Most parents grew up being forbidden to do the things they thought sounded like fun -- like having ice cream for dinner -- and they're certain that if their parents didn't forbid that them they would have eaten ice cream for dinner every night. And quite often that was a dream, that as soon as they were on their own they'd do all those fun things the parents wouldn't let them do: stay up all night, eat ice cream for dinner, watch TV all day ....
My daughter can have ice cream for dinner. She can have it for breakfast if she wants. She can watch TV all day. She can stay up all night if she wants to.
Maybe a handful of times in 14 years she's had cake or ice cream for breakfast. But since it isn't forbidden and because dessert-type foods aren't singled out as special treats she doesn't desire them over other foods and her diet is pretty standard. Part of living is talking about what foods have more nutrition (in an informational way rather than as a backdoor way of saying eat this/don't eat that.)

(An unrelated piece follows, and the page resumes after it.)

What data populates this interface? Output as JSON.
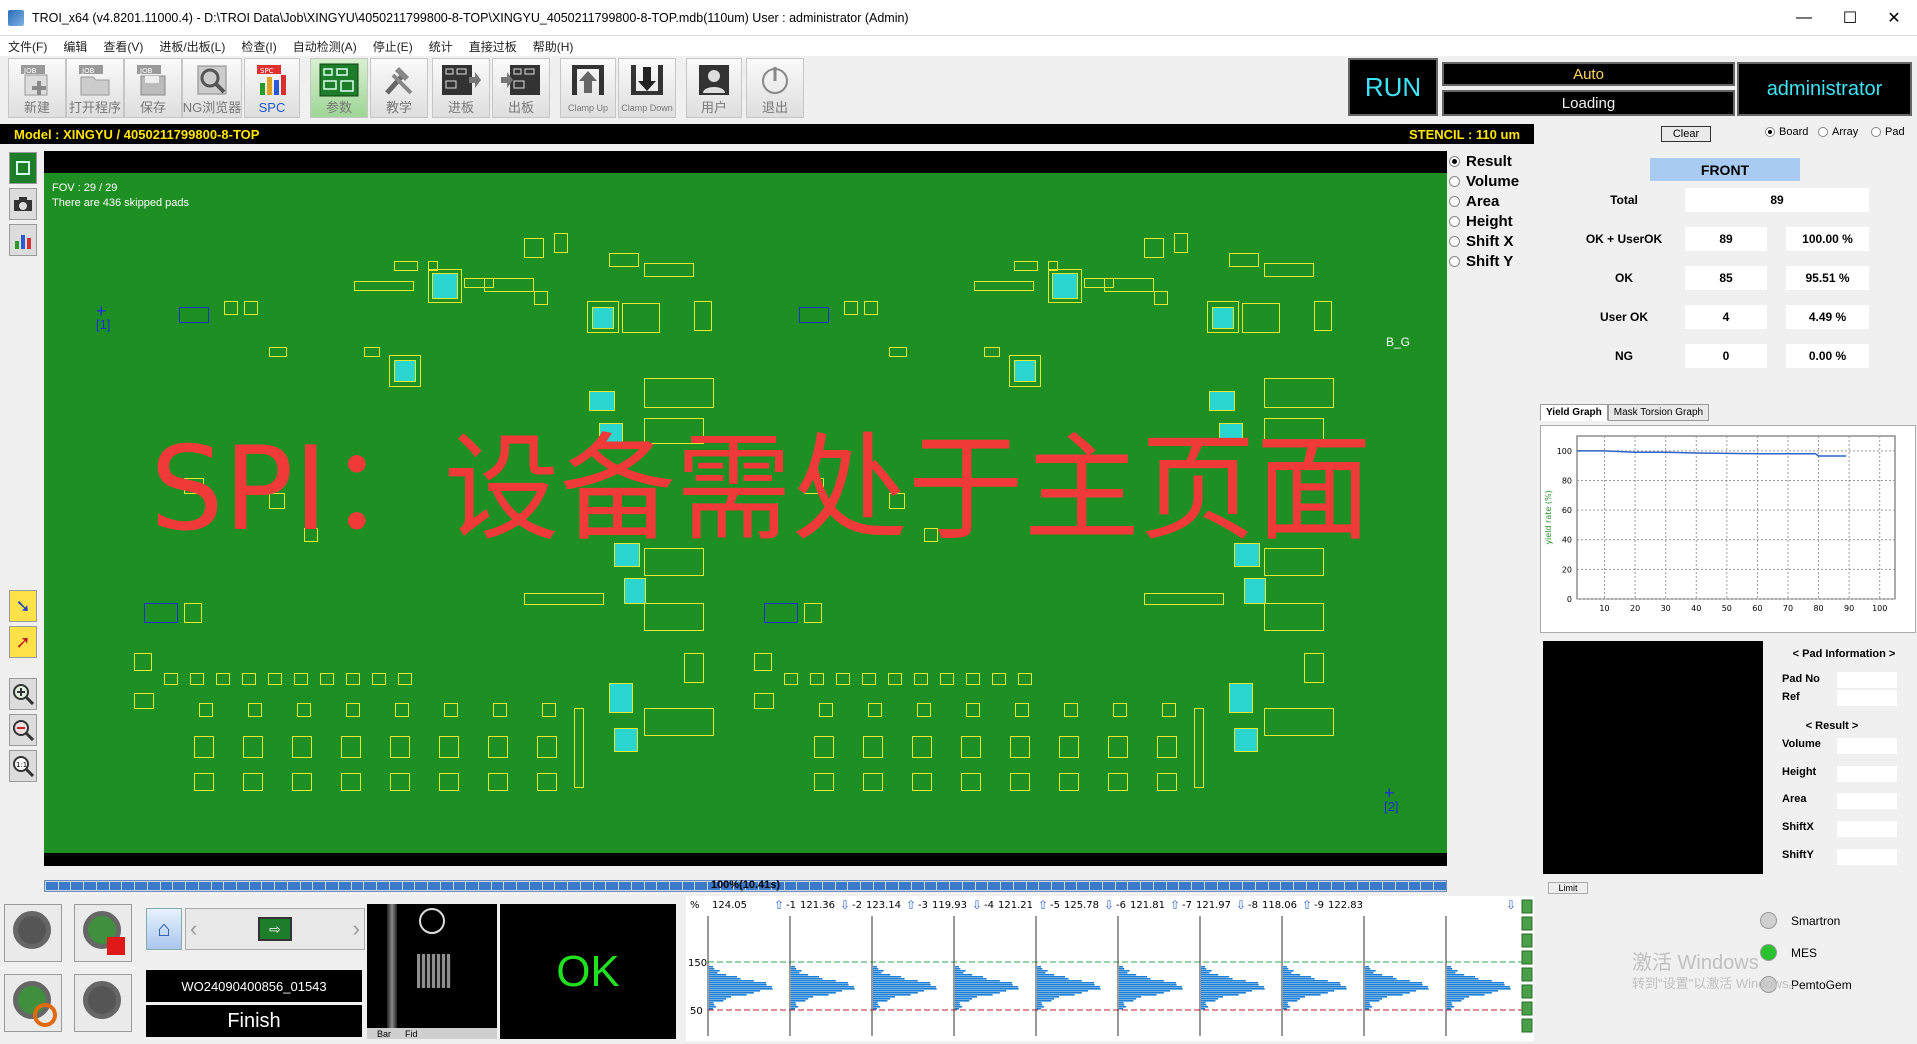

She has stayed up all night so all the charm of that wore off long ago.
She went through a period, about a year and a half or two when she was 10ish, where she watched a lot of Cartoon Network. (From what other parents have said, It seems not unusual for that age.) Now she watches a program or two in the evening and every once in a while will watch something during the day. Which is pretty typical for unschooled kids who can watch as much TV as they want. That is as much as she wants to watch.
(Though kids who have had TV controlled often do go through a period of glutting on TV, trying to get in as much as they can to make up for what they feel they've been missing, and to get it all in before -- they fear -- the controls come back. It's pretty similar to the behavior of adults during a gas crisis when gas is limited, or right before a snow storm when people fear they won't be able to get what they want from the store. And when the limitations are gone, people return to getting gas and food when the need it. Same with kids.)
Only friends generally say yes most of the time. We are not supposed to be our children's friend, but their parent who sets limits and boundaries so that they learn they won't always get what they want and they need to behave.
Yup, that's the standard line. And people say horrible things will happen if parents don't set limits. And they'll point to parents who use hands off parenting as an example because their kids are wild and rude.
But there is a difference between being a partner and stepping back out of the way. My daughter knows I'm on her side. She knows I'm there to help her explore the world.
Maybe it's easier to picture as a husband and wife scenario. If I were to step into an area that my husband is an expert in and I were about to do something imminently dangerous, I'd trust that he'd stop me! I don't want to get hurt any more than he wants me to get hurt. But when the danger isn't imminent or I'm not about to ruin something, it's better for me to learn by trying things out to see what happens.
Too many of today's children have never had to earn anything, either through chores or going out and earning money to buy those extras they want. They simply expect to have everything handed to them on a silver platter and that there will never be any negative consequences to anything wrong/bad/illegal that they do.
That's the standard thought. And yet there are oodles of children being raised by parents on the UnschoolingDiscussion list and other lists who are great kids because they know their parents are their partners in exploring life.
Last updated: April 2009